We believe in providing our customers with the information they need to make the most informed decisions. We’ve field all sorts of questions every day, but the following are a few that we are asked most often.
a. Simple! Just pick up a test kit at our office and we’ll send your water sample to our lab.
a. Give us a call or email your results to [email protected] so we can review your results and make recommendations.
a. The State of New Hampshire recommends testing every year for bacteria and once every three to five years for other contaminants of concern.
a. If you have any concerns about the quality of the water in your home or business, we recommend getting your water tested. The results from the lab come back within 3-5 days and we can consult with you on the next steps once we review them.
a. Water issues typically fall into one of two categories: dangerous and unhealthy or harmless but unpleasant. If your water has a smell, looks cloudy, stains, leaves a bad taste, you might have an unhealthy water supply, which could signal the presence of arsenic or radon. Our water tests will help us understand the quality of your water and what’s really in it so that we can diagnose any problem and offer some solutions.
a. We always recommend testing water for radon, especially if radon can be
detected in the air. If air has radon, the water will contribute to radon as well.
a. Reasons to change the filter: You’re experiencing a lack of pressure or the filter is worn from use. If it is a carbon filter, the odor has returned. Tools required: The filter wrench that came with your system, the new filter, sterilized gloves (such as latex or nitrile), and a bucket.
b. Locate the ball valve upstream of the system and turn the handle so it is perpendicular to the pipe.
c. Locate the ball valve downstream of the system and turn the handle so it is perpendicular to the pipe. (These steps make it so no water will run through the pipe while you are changing your filter.)
d. Depressurize: Press the red button on the top of the filter. (This allows air and water to escape and relieves the pressure inside the filter housing, some water will trickle out)
e. Put on sterilized gloves.
f. With your system, there should be a black filter wrench. (Looks like a small tennis racket without strings.) Slip this wrench under the blue filter housing and rotate clockwise to loosen it.
g. Once you’ve loosened the housing, continue to unscrew with your hands. The housing will have water in it, so place one hand on the bottom to keep it from falling and unscrew with your other hand.
h. When the unit comes off, there will be an O-ring that you’ll want to set aside.
i. Pull the old filter out of the housing and dispose.
j. Dump the water from the housing into a bucket.
k. If your filter is only for sediment (a non-carbon filter), we recommend putting 1 capful of bleach in the housing to reduce the possibility of introducing bacteria into the system.
l. Wipe the O-ring clean and inspect for any wear or debris.
m. If the O-ring looks good, put it back around the housing.
n. Insert your new filter.
o. Screw the housing back on to its original location.
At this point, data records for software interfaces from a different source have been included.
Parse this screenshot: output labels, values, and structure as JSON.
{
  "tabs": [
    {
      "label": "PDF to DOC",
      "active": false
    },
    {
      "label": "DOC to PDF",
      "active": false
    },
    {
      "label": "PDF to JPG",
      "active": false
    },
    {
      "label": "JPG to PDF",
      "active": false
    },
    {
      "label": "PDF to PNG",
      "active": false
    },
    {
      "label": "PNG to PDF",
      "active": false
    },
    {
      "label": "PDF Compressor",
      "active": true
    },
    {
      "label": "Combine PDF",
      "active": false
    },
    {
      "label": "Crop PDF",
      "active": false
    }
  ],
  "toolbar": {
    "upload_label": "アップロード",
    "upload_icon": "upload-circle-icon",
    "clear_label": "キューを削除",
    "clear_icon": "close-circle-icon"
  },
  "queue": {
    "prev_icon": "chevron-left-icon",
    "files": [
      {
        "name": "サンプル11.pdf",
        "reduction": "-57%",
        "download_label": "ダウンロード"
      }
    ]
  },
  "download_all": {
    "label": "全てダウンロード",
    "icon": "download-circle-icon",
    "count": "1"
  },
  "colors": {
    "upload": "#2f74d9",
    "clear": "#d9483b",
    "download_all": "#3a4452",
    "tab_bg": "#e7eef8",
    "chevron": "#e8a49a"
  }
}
p. Tighten it with your hands and then give it a small tug with the filter wrench.
q. Turn both valves (the one before the unit and the one after the unit) back on.
r. At a faucet, run water until all air has been flushed from the system (water may seem foam-like at first).
a. Per the NH Department of Environmental Services, it is recommended to test for bacteria, nitrate, and nitrite in your drinking water every year. All other chemicals and minerals should be tested every 3-5 years, as water quality can change.
a. A pressure switch with a low-pressure cutoff may be installed if there is a history of low water production or loss of water pressure, to protect the pump.
i. Shut off the main water valve
ii. Lift the lever slowly about half way and hold it, typically you will feel a vibration.
iii. Continue to hold the lever until the pressure gauge builds up to 20-30 psi (you may feel the lever slightly lift off of your finger).
iv. Once the system builds up to pressure, you may open the main water valve.
“God bless these people!! We moved into our new home and lost water supply to the entire house the first weekend we were there. With three kids, in-laws, and animals things were getting ugly quick. We called Epping Well at 8pm and they answered!! The woman on the phone explained they had received multiple calls but would do her best to try and get me at least a phone call. Thankfully, we did get that phone call and were quickly able to diagnose and locate a little switch that solved everything. Everyone we spoke to was kind and knowledgeable on the phone, and genuinely gave a hoot about our predicament. We certainly won’t be calling anyone else for future service, that I can assure you! Keep up the great work team!”
– J. Durand
Have more questions or concerns?
We’re happy to help troubleshoot over the phone whenever possible!